Department of Psychiatry and
Psychotherapy, Technische
Universität München, Klinikum
rechts der Isar, Mun39ich,
Germany (Prof S Leucht MD,
D Örey MD, F Richter MD,
M Samara MD, W Kissling MD,
M P Stapf, B Lässig);
Department of Medicine and
Public Health, Section of
Psychiatry, University of
Verona, Verona, Italy
(A Cipriani MD,
Prof C Barbui MD); Department
of Hygiene and Epidemiology,
University of Ioannina School
of Medicine, Ioannina, Greece
(L Spineli, D Mavridis PhD,
G Salanti PhD); Psychiatrische
Klinik der Ludwig-Maximilian–
Universität München, Munich,
Germany (Prof R R Engel PhD);
Department of Psychiatry,
University of Oxford,
Warneford Hospital,
Oxford, UK (A Cipriani,
Prof J R Geddes MD); Psychiatric
Institute, University of Illinois
at Chicago, Chicago, IL, USA
(Prof J M Davis MD); and
Maryland Psychiatric Research
Center, Baltimore, MD, USA
(J M Davis)
Correspondence to:
Prof Stefan Leucht, Department
of Psychiatry and Psychotherapy,
Technische Universität München,
Klinikum rechts der Isar,
81675 Munich, Germany

as earlier second-generation drugs come off patent, an
important question is whether the newest drugs are cost
effective. Previous conventional pairwise meta-analyses3–5
could not generate clear hierarchies for the efficacy and
side-effects of available treatments, because many
antipsychotic drugs have not been compared head to
head,6 and because such analyses could not integrate all

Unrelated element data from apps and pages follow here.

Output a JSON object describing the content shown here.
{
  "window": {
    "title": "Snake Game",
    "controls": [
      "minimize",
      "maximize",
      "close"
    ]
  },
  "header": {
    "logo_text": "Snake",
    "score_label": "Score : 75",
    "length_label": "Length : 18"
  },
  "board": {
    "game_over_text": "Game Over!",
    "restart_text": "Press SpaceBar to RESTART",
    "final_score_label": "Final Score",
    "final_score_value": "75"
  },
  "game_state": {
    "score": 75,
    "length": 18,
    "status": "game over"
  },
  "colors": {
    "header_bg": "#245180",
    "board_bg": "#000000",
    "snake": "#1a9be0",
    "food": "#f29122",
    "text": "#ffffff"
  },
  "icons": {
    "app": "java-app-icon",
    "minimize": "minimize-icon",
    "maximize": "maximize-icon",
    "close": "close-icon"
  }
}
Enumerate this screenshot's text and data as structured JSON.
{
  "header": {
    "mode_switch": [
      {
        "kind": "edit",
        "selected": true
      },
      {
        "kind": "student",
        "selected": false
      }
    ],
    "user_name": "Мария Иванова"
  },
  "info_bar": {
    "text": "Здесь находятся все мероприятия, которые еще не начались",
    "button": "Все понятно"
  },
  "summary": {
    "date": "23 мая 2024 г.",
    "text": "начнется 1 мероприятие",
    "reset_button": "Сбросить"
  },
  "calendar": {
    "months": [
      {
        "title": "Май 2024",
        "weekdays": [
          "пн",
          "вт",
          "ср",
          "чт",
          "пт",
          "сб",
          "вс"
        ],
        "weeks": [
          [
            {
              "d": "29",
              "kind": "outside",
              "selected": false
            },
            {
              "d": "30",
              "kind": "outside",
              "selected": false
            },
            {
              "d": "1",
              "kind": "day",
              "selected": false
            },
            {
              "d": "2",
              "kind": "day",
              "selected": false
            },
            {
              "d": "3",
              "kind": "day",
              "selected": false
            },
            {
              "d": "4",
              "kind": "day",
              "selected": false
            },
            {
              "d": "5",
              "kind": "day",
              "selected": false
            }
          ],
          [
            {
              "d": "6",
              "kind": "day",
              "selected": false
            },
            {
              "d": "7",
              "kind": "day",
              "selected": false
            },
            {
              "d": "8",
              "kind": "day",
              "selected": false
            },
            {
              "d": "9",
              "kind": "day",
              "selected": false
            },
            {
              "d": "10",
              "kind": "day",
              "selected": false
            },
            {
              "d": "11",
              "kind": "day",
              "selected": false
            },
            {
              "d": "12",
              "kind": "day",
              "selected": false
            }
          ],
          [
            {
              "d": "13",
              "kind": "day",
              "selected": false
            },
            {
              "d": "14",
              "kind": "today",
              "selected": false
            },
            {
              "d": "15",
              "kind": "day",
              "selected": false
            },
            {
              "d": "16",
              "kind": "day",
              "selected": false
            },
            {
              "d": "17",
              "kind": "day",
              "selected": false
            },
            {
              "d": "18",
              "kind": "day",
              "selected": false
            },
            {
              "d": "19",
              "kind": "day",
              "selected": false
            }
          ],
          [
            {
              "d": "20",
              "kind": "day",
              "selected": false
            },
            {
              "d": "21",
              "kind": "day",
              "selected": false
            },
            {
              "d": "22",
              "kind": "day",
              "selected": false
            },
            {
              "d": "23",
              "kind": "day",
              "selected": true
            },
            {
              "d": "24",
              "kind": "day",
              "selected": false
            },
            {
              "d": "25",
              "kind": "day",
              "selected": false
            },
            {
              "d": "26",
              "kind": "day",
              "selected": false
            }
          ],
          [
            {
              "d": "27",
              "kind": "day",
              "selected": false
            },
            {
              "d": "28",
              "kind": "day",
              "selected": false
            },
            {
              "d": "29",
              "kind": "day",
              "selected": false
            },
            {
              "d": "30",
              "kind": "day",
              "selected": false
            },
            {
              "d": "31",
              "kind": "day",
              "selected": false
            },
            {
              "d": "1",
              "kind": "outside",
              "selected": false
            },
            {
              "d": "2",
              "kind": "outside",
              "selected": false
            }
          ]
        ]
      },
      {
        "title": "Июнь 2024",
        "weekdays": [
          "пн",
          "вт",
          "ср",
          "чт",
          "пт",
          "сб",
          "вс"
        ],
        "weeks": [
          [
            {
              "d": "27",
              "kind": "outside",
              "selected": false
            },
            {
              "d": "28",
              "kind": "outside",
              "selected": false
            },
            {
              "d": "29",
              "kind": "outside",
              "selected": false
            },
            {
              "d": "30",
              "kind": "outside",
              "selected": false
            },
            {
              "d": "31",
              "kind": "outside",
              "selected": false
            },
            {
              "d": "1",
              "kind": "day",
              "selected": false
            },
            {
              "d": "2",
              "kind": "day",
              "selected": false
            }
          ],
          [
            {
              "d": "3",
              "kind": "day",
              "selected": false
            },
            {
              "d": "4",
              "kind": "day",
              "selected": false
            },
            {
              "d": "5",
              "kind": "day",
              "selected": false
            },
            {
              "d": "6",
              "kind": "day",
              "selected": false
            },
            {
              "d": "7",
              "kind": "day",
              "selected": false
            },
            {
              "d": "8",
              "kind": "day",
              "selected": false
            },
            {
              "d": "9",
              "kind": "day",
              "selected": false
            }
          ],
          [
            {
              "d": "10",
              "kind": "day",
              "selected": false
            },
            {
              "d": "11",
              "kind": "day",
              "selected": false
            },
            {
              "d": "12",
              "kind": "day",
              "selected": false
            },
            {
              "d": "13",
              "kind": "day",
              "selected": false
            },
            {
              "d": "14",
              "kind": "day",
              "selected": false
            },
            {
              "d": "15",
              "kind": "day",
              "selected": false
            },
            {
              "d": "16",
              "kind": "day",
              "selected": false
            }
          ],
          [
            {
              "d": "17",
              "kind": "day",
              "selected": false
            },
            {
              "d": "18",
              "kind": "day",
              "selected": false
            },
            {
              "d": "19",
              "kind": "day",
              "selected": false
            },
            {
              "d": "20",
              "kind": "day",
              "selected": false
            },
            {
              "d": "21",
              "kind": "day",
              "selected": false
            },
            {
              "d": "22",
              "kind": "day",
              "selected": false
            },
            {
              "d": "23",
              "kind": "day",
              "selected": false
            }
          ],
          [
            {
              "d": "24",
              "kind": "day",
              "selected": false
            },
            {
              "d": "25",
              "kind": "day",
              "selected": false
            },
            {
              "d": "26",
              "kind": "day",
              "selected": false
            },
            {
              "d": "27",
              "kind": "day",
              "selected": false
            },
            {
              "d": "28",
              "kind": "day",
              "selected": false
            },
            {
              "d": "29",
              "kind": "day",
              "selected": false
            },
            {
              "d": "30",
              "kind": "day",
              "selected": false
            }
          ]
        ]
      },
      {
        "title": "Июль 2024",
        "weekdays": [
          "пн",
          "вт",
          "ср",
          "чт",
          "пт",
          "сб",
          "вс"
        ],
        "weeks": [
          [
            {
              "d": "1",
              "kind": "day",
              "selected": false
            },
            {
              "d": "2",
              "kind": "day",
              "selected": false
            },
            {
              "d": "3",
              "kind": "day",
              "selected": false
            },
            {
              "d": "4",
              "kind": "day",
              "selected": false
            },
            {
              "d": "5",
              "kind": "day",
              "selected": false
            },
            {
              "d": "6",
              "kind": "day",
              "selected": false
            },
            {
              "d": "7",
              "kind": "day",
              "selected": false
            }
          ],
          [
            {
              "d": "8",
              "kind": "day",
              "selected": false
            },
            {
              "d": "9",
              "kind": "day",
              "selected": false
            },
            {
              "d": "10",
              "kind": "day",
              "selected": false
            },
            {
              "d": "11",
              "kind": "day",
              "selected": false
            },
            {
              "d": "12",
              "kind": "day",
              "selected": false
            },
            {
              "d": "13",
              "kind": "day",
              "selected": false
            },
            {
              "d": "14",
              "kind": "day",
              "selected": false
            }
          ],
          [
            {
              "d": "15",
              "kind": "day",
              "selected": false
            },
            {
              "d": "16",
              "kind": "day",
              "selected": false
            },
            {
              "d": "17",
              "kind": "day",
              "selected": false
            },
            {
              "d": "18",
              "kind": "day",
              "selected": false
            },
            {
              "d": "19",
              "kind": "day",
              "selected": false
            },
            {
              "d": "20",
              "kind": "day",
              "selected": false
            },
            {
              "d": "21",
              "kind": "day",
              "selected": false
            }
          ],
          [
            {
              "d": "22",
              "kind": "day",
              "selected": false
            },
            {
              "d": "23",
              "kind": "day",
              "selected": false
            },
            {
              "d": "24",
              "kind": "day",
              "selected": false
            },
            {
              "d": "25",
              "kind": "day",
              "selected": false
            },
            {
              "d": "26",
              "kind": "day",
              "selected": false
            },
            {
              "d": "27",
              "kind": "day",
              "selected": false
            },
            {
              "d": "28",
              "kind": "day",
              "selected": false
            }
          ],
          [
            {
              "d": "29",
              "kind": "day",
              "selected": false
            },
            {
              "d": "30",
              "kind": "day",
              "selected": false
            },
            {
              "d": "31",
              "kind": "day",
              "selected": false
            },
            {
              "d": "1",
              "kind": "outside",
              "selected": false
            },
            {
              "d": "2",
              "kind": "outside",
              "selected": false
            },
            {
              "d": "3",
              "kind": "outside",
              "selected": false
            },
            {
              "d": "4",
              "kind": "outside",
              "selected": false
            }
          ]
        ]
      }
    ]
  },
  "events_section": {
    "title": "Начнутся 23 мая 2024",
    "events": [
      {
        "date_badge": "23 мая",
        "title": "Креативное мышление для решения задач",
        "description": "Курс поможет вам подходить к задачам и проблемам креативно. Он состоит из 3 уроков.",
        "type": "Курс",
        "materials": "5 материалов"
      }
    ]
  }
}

the evidence from several comparators. As such, any
attempt to create such hierarchies was necessarily Published online June 27, 2013